### Requirement:
Filter the listing for lines containing "Литература".

### Records:
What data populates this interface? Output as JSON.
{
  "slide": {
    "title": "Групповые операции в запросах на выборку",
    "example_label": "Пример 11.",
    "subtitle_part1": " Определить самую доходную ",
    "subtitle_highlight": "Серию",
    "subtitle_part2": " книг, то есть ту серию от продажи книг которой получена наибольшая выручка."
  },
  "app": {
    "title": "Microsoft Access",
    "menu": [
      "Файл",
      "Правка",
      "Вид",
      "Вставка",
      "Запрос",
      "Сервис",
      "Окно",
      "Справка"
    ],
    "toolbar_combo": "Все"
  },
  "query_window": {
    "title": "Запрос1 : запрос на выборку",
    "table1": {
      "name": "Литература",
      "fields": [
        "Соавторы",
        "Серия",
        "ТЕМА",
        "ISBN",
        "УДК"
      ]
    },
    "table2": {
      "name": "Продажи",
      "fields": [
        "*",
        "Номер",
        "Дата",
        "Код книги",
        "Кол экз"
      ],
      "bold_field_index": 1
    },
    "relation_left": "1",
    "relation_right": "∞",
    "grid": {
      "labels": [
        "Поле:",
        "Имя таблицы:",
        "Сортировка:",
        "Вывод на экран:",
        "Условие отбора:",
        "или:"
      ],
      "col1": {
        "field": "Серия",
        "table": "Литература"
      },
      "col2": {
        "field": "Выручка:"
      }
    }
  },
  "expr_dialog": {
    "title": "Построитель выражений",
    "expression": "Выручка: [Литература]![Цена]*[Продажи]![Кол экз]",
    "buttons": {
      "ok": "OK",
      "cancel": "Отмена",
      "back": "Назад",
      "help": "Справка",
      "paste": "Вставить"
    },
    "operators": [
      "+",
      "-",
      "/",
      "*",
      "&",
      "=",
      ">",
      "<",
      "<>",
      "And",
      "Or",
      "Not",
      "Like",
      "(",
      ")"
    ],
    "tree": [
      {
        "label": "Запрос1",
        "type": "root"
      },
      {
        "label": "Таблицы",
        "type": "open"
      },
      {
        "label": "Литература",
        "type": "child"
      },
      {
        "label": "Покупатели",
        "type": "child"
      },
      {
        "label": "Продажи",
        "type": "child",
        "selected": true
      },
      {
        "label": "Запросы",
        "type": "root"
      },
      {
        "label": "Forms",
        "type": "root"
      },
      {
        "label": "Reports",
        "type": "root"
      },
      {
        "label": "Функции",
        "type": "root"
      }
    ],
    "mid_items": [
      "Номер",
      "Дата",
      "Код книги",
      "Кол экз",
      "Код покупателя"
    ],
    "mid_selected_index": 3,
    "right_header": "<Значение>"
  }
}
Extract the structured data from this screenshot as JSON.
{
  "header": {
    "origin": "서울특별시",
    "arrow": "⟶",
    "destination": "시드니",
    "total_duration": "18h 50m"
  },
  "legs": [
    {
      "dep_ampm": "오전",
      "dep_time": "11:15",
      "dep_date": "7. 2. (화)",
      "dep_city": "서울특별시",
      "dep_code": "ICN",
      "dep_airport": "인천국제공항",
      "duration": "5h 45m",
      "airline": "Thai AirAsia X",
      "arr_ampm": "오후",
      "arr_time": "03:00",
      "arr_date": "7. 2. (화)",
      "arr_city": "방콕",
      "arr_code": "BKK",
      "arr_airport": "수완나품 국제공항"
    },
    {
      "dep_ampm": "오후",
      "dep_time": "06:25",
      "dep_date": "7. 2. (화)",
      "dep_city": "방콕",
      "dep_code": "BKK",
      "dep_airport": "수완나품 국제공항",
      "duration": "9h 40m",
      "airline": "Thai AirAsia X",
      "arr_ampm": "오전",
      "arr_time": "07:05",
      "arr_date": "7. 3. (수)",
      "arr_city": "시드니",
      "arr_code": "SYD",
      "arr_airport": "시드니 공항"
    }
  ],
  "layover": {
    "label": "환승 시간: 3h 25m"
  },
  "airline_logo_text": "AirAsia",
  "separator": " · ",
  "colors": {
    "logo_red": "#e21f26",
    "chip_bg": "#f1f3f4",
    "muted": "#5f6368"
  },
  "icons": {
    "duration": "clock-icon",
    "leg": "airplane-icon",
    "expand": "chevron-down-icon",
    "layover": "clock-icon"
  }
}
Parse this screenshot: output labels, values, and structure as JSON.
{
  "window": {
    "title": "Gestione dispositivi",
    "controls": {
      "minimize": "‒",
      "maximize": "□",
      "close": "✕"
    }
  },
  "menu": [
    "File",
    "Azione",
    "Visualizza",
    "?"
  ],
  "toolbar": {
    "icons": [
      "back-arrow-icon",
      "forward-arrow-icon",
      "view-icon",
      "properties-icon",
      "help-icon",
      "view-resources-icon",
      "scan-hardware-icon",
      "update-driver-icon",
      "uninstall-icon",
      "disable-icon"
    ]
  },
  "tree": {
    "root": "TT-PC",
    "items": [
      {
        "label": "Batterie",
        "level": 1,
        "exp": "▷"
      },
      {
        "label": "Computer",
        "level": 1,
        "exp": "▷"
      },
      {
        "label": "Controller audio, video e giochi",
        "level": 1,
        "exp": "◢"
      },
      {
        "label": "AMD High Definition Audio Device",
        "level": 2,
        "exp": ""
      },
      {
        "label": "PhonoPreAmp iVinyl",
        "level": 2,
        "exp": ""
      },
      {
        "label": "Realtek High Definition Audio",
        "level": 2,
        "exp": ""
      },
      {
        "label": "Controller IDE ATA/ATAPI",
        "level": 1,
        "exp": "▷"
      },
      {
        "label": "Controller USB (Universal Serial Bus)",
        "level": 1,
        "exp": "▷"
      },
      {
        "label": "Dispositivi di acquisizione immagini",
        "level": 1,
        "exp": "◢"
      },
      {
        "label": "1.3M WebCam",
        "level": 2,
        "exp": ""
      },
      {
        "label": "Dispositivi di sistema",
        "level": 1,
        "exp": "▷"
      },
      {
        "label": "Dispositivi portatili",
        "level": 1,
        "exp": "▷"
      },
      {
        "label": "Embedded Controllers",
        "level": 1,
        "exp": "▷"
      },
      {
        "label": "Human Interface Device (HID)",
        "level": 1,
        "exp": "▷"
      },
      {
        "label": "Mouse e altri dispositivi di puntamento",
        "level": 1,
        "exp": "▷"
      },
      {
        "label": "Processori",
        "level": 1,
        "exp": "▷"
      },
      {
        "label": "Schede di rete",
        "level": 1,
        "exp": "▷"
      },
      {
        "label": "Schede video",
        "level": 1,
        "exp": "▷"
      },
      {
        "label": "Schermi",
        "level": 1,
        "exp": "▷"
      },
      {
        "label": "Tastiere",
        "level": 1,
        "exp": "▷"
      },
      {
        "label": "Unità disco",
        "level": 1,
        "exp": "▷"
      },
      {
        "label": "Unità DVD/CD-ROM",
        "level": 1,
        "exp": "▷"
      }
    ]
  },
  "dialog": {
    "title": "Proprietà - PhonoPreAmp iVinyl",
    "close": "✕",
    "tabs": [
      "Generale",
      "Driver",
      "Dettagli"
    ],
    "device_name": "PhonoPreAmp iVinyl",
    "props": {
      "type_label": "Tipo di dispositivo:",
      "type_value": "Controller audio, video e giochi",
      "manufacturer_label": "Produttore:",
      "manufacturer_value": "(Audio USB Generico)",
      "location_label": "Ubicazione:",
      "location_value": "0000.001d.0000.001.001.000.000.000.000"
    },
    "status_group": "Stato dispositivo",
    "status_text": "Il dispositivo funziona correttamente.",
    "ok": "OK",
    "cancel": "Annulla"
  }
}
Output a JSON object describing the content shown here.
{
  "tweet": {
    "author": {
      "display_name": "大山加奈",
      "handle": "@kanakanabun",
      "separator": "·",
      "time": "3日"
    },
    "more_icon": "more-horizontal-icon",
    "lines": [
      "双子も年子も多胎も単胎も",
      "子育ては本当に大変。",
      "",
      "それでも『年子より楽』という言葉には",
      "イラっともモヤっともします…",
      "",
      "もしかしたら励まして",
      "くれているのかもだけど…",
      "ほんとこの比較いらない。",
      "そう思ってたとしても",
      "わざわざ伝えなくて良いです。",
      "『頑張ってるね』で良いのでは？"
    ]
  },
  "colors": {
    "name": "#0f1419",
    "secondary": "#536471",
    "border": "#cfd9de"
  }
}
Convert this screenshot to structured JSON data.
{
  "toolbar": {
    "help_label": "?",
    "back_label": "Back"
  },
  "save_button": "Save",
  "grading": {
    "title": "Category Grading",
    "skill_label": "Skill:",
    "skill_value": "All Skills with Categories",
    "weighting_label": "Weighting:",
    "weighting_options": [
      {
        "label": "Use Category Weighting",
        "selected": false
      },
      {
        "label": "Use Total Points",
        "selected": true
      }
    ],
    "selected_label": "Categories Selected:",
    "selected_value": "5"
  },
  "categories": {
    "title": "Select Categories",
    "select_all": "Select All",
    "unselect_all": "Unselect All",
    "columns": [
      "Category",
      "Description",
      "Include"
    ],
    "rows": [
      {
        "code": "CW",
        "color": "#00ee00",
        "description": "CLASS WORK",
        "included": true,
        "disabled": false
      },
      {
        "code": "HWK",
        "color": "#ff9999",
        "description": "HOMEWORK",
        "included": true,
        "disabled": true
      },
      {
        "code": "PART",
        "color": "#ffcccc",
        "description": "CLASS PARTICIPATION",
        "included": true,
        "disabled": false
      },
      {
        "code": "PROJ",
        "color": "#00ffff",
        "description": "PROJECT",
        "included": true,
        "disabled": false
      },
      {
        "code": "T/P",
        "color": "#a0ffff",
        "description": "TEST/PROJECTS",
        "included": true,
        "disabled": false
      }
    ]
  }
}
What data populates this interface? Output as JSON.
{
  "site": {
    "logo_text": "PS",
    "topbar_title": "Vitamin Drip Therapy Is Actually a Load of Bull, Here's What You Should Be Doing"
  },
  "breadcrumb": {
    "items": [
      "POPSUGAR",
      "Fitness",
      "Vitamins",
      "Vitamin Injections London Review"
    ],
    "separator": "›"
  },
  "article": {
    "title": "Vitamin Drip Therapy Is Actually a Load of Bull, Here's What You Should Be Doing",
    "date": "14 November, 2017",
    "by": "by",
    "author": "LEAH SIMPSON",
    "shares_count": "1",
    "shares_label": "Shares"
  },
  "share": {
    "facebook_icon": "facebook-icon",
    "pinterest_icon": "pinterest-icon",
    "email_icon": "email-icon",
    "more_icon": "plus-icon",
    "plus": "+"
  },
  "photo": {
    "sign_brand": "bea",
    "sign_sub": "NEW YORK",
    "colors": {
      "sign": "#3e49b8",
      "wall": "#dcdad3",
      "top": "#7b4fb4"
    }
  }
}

### Finished task:
      "name": "Литература",
        "table": "Литература"
    "expression": "Выручка: [Литература]![Цена]*[Продажи]![Кол экз]",
        "label": "Литература",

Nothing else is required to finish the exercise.